JBA and Met Office Winter (2013-14) storms update


Residential property claims expected to be lower than in 2007

Despite the extreme weather that the UK has been experiencing since December 2013, and the wettest December to January period since records began, claims for flood insurance are expected to be significantly lower than those following the summer floods of 2007.  Current estimates are at around £630 million and could rise to £1 billion.  The figure was nearer to £3 billion in 2007. 

A stream of successive deep lows has resulted in more damage and disruption for areas already feeling the impact of previous storms this winter. The storm surge and wave overtopping experienced during Extratropical Cyclone Xaver at the start of December mainly affected the east coast of England and North Wales, resulting in damage and breaches to some coastal defences. As of mid-January some, but not all, of these defences had been repaired before the February spring tides.

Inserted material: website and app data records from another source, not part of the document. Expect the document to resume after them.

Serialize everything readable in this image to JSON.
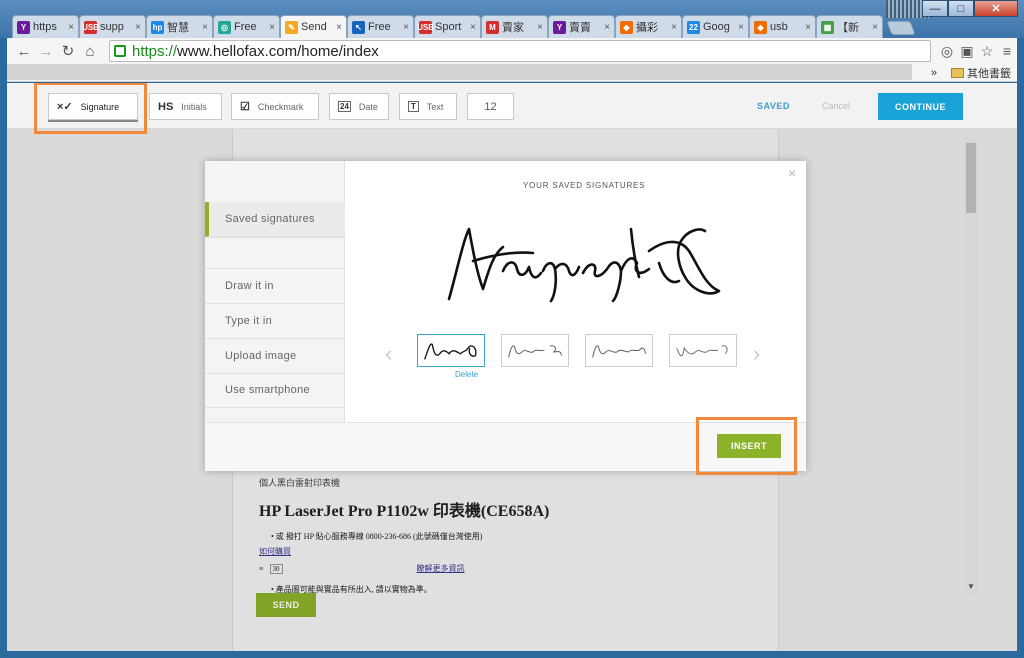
{
  "browser": {
    "tabs": [
      {
        "label": "https",
        "color": "#6a1b9a",
        "glyph": "Y"
      },
      {
        "label": "supp",
        "color": "#d32f2f",
        "glyph": "USB"
      },
      {
        "label": "智慧",
        "color": "#1e88e5",
        "glyph": "hp"
      },
      {
        "label": "Free",
        "color": "#26a69a",
        "glyph": "◎"
      },
      {
        "label": "Send",
        "color": "#f9a825",
        "glyph": "✎"
      },
      {
        "label": "Free",
        "color": "#1565c0",
        "glyph": "↖"
      },
      {
        "label": "Sport",
        "color": "#d32f2f",
        "glyph": "USB"
      },
      {
        "label": "賣家",
        "color": "#d32f2f",
        "glyph": "M"
      },
      {
        "label": "賣賣",
        "color": "#6a1b9a",
        "glyph": "Y"
      },
      {
        "label": "攝彩",
        "color": "#ef6c00",
        "glyph": "◆"
      },
      {
        "label": "Goog",
        "color": "#1e88e5",
        "glyph": "22"
      },
      {
        "label": "usb",
        "color": "#ef6c00",
        "glyph": "◆"
      },
      {
        "label": "【新",
        "color": "#43a047",
        "glyph": "▦"
      }
    ],
    "url_scheme": "https://",
    "url_rest": "www.hellofax.com/home/index",
    "bookmark_overflow": "»",
    "bookmark_folder": "其他書籤"
  },
  "toolbar": {
    "signature_icon": "×✓",
    "signature_label": "Signature",
    "initials_icon": "HS",
    "initials_label": "Initials",
    "checkmark_icon": "☑",
    "checkmark_label": "Checkmark",
    "date_icon": "24",
    "date_label": "Date",
    "text_icon": "T",
    "text_label": "Text",
    "font_size": "12",
    "saved_label": "SAVED",
    "cancel_label": "Cancel",
    "continue_label": "CONTINUE"
  },
  "modal": {
    "title": "YOUR SAVED SIGNATURES",
    "close_glyph": "×",
    "menu": [
      "Saved signatures",
      "Draw it in",
      "Type it in",
      "Upload image",
      "Use smartphone"
    ],
    "delete_label": "Delete",
    "insert_label": "INSERT",
    "prev_glyph": "‹",
    "next_glyph": "›"
  },
  "document": {
    "category": "個人黑白雷射印表機",
    "title": "HP LaserJet Pro P1102w 印表機(CE658A)",
    "bullet1": "• 或 撥打 HP 貼心服務專線 0800-236-686 (此號碼僅台灣使用)",
    "link_how": "如何購買",
    "badge": "30",
    "link_more": "瞭解更多資訊",
    "bullet2": "• 產品圖可能與實品有所出入, 請以實物為準。"
  },
  "send_label": "SEND",
  "window": {
    "min": "—",
    "max": "□",
    "close": "✕"
  }
}
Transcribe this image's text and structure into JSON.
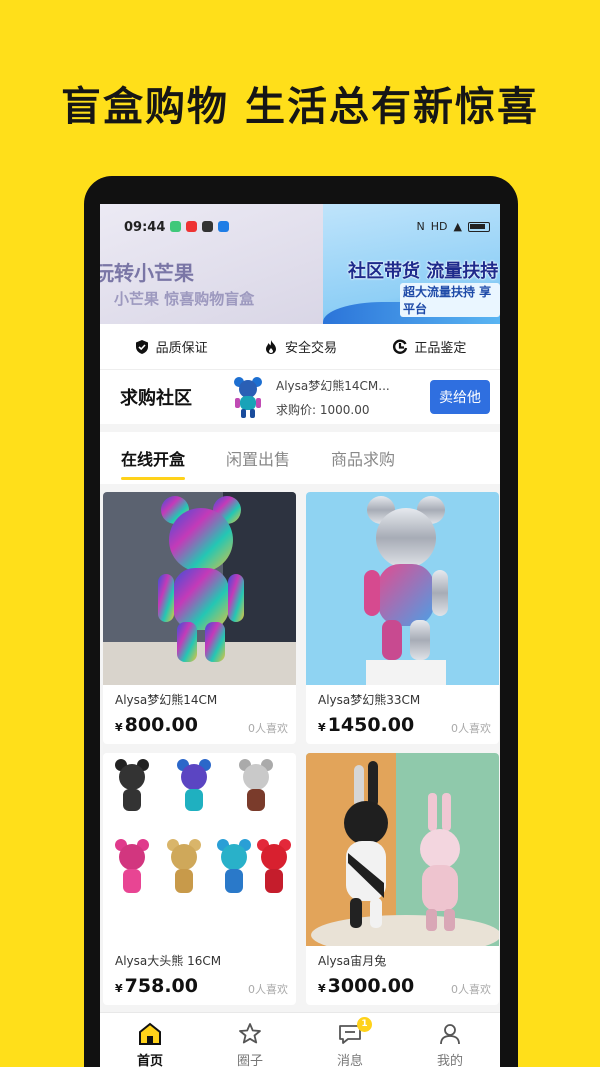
{
  "promo": {
    "title": "盲盒购物 生活总有新惊喜"
  },
  "status_bar": {
    "time": "09:44",
    "right": "HD"
  },
  "banner": {
    "left_title": "玩转小芒果",
    "left_subtitle": "小芒果 惊喜购物盲盒",
    "right_title": "社区带货 流量扶持",
    "right_subtitle": "超大流量扶持 享平台"
  },
  "guarantees": [
    {
      "label": "品质保证",
      "icon": "shield-check-icon"
    },
    {
      "label": "安全交易",
      "icon": "flame-icon"
    },
    {
      "label": "正品鉴定",
      "icon": "authenticate-icon"
    }
  ],
  "wanted": {
    "title": "求购社区",
    "item_name": "Alysa梦幻熊14CM...",
    "price": "求购价: 1000.00",
    "button": "卖给他"
  },
  "tabs": [
    {
      "label": "在线开盒",
      "active": true
    },
    {
      "label": "闲置出售",
      "active": false
    },
    {
      "label": "商品求购",
      "active": false
    }
  ],
  "products": [
    {
      "name": "Alysa梦幻熊14CM",
      "yen": "¥",
      "price": "800.00",
      "likes": "0人喜欢"
    },
    {
      "name": "Alysa梦幻熊33CM",
      "yen": "¥",
      "price": "1450.00",
      "likes": "0人喜欢"
    },
    {
      "name": "Alysa大头熊 16CM",
      "yen": "¥",
      "price": "758.00",
      "likes": "0人喜欢"
    },
    {
      "name": "Alysa宙月兔",
      "yen": "¥",
      "price": "3000.00",
      "likes": "0人喜欢"
    }
  ],
  "nav": [
    {
      "label": "首页",
      "icon": "home-icon",
      "active": true
    },
    {
      "label": "圈子",
      "icon": "star-icon",
      "active": false
    },
    {
      "label": "消息",
      "icon": "message-icon",
      "active": false,
      "badge": "1"
    },
    {
      "label": "我的",
      "icon": "user-icon",
      "active": false
    }
  ],
  "colors": {
    "background": "#ffdf1a",
    "accent": "#ffd21a",
    "button": "#2f6fe0"
  }
}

Coastal areas of Cornwall, Devon and Dorset were particularly affected by the storms over Christmas and New Year. Some defences which had been damaged or weakened during late December were still awaiting repair when the most recent storms hit the coast. The repeated cycle of heavy rainfall events on already saturated catchments, both in terms of river flows and groundwater levels, has led to extensive flooding in the Thames Valley.  Since the beginning of December 2013, 5,800 properties have flooded across England. However, 1.3 million have been protected by fixed and demountable defences.

January 2014 rainfall as a % of 1981-2010 average

Meteorological background

The extreme run of frequent winter storms, starting in early December, has persisted throughout January and into February. Hurricane-strength winds and the resulting powerful waves have caused damage along long portions of the South West England coastline. The jet stream has continued to be particularly strong and has remained in a position that is causing deep depressions to cross the Atlantic towards the UK.  In addition, an increase in the intensity of storms can intensify further, the strength of the jet stream. This positive feedback means storms can often cluster together over a period of time.

December was the windiest since records began in 1969, based on the occurrence of winds in excess of 60 kts. Maximum wind gusts of 91 mph were recorded at Berry Head, Devon during the night of 4 February. With sea defences already weakened from Xaver and the successive lows of January, the storms of early February caused serious damage to coastal infrastructure.

In addition to strong winds, the continuous series of deep lows have brought unprecedented rainfall. Figure 1 shows the wettest January for Southern England in at least 248 years . The unusually wet winter has recharged the permeable southern chalk bedrock, leading to persistent and exceptionally high groundwater levels. An Environment Agency flood alert is currently in place for groundwater flooding in Patcham, near Brighton.  Saturated catchments, raised groundwater levels and successive periods of rainfall have resulted in the longest period of high flows on the Thames at Kingston than at any other recorded flood episode. 

Counties affected by January and February storms

South West England coast: protection and damage

The storm of 4 and 5 February caused some localised failures of coastal defences, with 2,000 properties being evacuated in the south west of England. Localised flooding from wave overtopping affected relatively few properties at Dawlish, Perranporth and Plymouth Hoe on 6 February. Whilst damaged defences may not always result in flooding inland, important infrastructure that is protected or built upon defences may be severely impacted. Most notably, around 80m of sea wall was destroyed at Dawlish, causing the railway to remain suspended in mid-air and disrupting travel from London to the South West for several weeks. 

Thames Valley

On 10 February, the Environment Agency issued 14 severe flood warnings along the River Thames in Berkshire and Surrey. Additional rainfall on the already saturated Thames Valley catchment caused significant flooding in villages along the river. Chertsey, Datchet and Wraysbury were particularly affected.  By 13 February, 850 people were evacuated from properties, including residential care homes, by emergency services.

Although the extent and damage caused by flood waters was severe, the number of properties affected is likely to be significantly less than during the 2007 UK summer floods, where 35,000 homes and businesses flooded.  The Environment Agency estimates that for the period 29 January – 12 February, 1,135 homes have been flooded along the Thames Valley, whilst 181,000 properties have been protected by defences. In addition to fixed defences, the Environment Agency deployed 23 demountable defences in communities across the Thames Valley.


As with other recent storm events, initial estimates of losses are difficult to accurately quantify. 

Fewer properties have been affected than in the 2007 summer floods, where claims cost the insurance industry some £3 billion. For flooding in December and January, early forecasts place losses at £630 million, possibly rising to £1 billion if the rains continue into March and April.  This is still significantly less than 2007.